Dr. Jesse Filbrun, assistant professor of biology at Eastern New Mexico University, will have his research published in the August 2019 edition of "Aquaculture," an academic journal focused on international scientific contributions to aquaculture.
Dr. Filbrun worked with colleagues in Stoneville, Mississippi, to quantify the contribution of zooplankton to channel and hybrid catfish growth in aquaculture ponds.
The ENMU professor completed his doctoral research program at The Ohio State University in 2013, where his focus was improving channel catfish production reliability in ponds.
Historically, most catfish producers rear juvenile catfish in ponds by supplying excessively large quantities pelleted feeds from the time of pond stocking. However, in 2014, Dr. Filbrun and his doctoral advisor, Dr. David Culver, published a paper in "Aquaculture" that provided strong evidence that live zooplankton, and not pelleted feed, supported fish growth during the early weeks after stocking ponds.
"This is an important finding because fish farmers may produce fish more cheaply, sustainably and reliably by reducing feed additions to ponds without reducing fish growth," says Dr. Filbrun.
When did you begin working on this research? Describe your research process.
In 2015, I met with my colleagues in Mississippi to discuss a pond experiment to quantify the contribution of zooplankton and pelleted feed to juvenile hybrid catfish growth. This study was important because the diets of hybrid catfish, which are a first-generation cross between a female channel catfish and male blue catfish, were unknown. To rear juvenile hybrid catfish efficiently, we sought to determine how much (or how little) pelleted feeds should be added to ponds by producers.

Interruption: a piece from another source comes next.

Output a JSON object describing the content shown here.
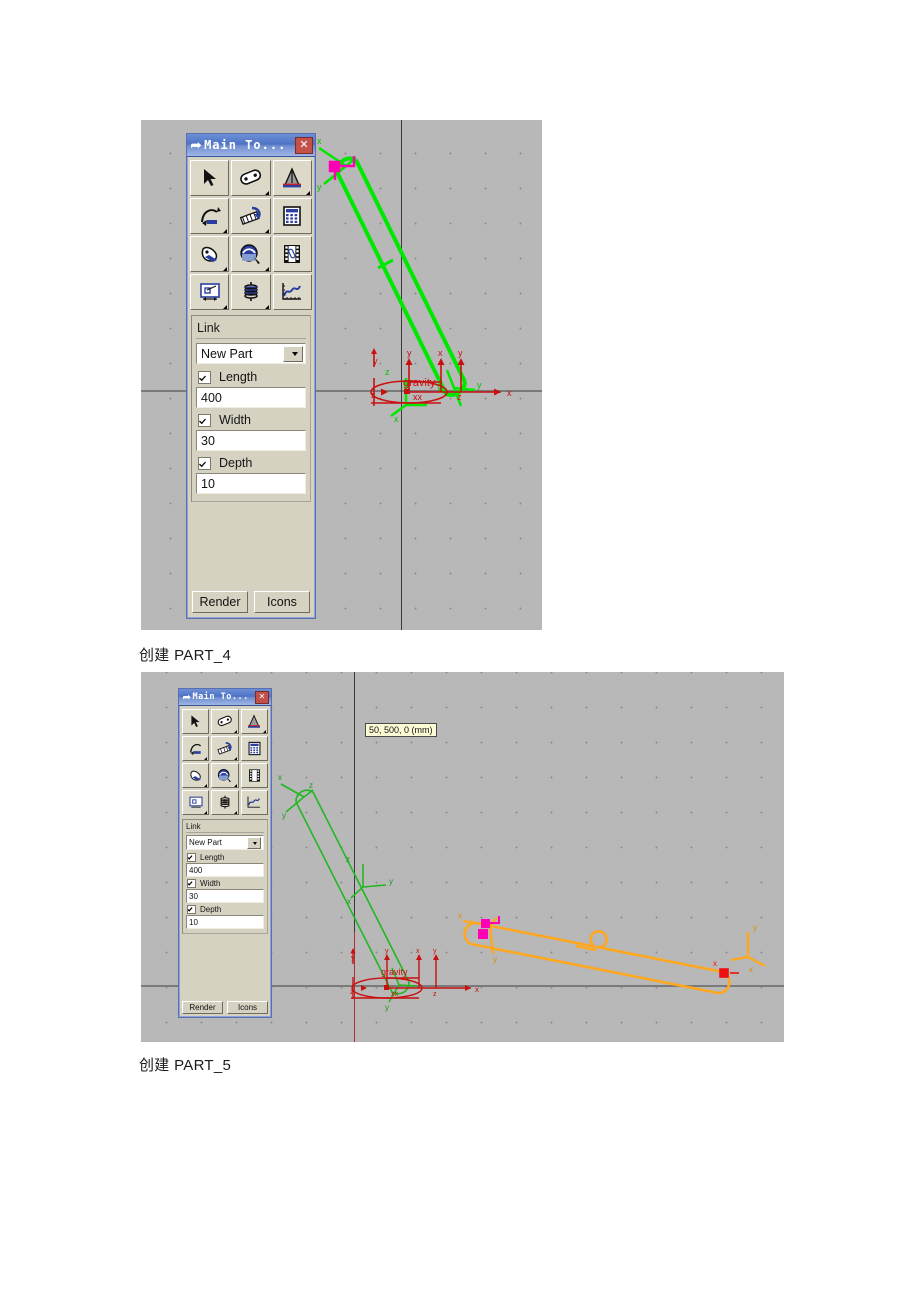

The experiment was performed in 2016 at the Thad Cochran National Warmwater Aquaculture Center in Stoneville. To quantify the fish diets, we used a mass-balance stable isotope approach. This approach is based on the principal that the fish tissues match the stable carbon and nitrogen isotope ratios of the foods they eat in the ponds.
My colleagues conducted the pond experiment, then my students (including Jeremiah Olivas, an ENMU undergraduate) and I prepared samples of fish, zooplankton and pelleted feed for stable isotope measurements by a contract laboratory. I then completed the diet modelling, statistical analyses and wrote most of the original draft of the manuscript. We submitted the manuscript for consideration for publication in "Aquaculture" in November 2018.
What were some of the highlights of working on this research? Do you have plans to continue this research?
The most important results of our study were that 1) hybrid catfish and channel catfish both rely heavily on zooplankton to support their growth during the early weeks after stocking fish in ponds, and 2) there were no differences in fish diets or growth rates between these catfish genotypes. Thus, producers should manage ponds to support adequate densities of zooplankton, and hybrid catfish nursery ponds can be managed similarly to channel catfish nursery ponds. Yes, we are in discussion to continue similar lines of research in the future.
How did you go about getting your research published?
My colleagues and I felt our study presented a novel approach to answer an important question for catfish producers. Thus, we decided to submit our manuscript to "Aquaculture," the most reputable journal in this field of aquatic science.
What does it mean to you to have your research published?
Unpublished work in science may as well have never happened, because it has no impact on the broader scientific community. Thus, it is incredibly important to us and to our field to publish our findings in a highly reputable, peer-reviewed journal. Articles in "Aquaculture" are widely read and have a relatively high citation index, so I feel this contribution will make a meaningful difference for catfish production methods. Personally, I feel that finally seeing an article in print is incredibly satisfying, as it represents years of hard work and development.
Read Dr. Filbrun's article here.